• **TRY IT**: Some lines below may hold the string "selected". Count them and give only the total.

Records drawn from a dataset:
= Beginning of Section =
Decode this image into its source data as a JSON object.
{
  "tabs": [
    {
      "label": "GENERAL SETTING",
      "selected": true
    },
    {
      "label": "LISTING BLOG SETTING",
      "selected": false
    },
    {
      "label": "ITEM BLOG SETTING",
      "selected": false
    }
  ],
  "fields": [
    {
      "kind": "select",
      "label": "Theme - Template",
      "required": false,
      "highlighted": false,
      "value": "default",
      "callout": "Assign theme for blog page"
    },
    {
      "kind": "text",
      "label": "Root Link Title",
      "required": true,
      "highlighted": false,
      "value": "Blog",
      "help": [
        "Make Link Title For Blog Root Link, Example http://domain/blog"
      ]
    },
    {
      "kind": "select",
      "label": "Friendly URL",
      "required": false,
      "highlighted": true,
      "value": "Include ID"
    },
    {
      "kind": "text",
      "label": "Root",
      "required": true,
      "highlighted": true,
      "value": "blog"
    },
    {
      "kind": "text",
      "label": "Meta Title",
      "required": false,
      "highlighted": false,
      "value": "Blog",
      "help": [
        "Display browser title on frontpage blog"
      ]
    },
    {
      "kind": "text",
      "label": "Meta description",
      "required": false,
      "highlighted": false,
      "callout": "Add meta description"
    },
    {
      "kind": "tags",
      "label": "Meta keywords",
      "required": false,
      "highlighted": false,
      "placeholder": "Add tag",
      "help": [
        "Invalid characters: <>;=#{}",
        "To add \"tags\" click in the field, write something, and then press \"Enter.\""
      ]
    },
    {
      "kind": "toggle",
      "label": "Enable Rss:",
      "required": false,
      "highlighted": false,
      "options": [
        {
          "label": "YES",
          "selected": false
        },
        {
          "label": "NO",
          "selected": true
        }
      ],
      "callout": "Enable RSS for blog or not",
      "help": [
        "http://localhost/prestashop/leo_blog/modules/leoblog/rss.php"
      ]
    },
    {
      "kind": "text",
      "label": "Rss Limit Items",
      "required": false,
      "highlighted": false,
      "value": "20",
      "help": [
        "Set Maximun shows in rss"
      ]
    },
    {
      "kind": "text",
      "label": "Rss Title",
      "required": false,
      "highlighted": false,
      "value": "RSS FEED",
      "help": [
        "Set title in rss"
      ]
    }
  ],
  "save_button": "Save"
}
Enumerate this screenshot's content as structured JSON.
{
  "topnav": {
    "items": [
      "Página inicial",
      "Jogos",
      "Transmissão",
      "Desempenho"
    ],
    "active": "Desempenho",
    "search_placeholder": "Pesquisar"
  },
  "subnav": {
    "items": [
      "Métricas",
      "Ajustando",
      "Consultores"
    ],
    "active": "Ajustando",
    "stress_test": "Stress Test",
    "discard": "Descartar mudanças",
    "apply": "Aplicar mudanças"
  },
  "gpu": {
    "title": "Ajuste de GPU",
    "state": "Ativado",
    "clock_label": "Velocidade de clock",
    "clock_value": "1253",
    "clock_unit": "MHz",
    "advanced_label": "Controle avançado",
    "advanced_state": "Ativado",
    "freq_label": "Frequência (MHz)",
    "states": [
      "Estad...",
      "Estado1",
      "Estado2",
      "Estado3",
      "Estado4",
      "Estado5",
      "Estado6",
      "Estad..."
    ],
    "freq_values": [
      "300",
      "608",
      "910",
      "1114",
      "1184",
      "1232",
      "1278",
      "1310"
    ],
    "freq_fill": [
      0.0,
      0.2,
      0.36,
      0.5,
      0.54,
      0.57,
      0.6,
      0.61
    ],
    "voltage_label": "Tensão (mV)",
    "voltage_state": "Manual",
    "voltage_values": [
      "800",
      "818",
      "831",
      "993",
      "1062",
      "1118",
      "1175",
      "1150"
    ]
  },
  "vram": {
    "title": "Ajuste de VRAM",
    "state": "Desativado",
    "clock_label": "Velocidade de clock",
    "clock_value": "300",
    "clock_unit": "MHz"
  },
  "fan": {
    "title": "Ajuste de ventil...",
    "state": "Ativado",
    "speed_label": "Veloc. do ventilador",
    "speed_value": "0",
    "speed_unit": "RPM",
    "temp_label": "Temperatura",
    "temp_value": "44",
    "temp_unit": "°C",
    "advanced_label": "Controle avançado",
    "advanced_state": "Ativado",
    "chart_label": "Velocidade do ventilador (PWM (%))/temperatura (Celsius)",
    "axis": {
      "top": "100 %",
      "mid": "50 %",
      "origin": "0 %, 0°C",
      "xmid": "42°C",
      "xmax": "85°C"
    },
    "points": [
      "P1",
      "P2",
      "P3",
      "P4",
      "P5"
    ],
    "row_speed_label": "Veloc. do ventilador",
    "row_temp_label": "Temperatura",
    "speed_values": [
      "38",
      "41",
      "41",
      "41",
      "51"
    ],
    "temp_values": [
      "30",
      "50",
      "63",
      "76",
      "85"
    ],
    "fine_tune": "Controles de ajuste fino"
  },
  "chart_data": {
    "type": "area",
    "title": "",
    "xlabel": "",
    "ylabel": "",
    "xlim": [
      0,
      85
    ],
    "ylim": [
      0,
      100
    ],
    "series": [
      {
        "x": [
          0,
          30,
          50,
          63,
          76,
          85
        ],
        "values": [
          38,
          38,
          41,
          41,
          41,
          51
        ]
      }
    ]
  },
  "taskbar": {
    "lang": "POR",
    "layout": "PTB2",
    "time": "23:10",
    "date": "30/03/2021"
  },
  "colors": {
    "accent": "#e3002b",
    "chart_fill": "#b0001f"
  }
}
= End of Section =
• **SOLUTION**: 5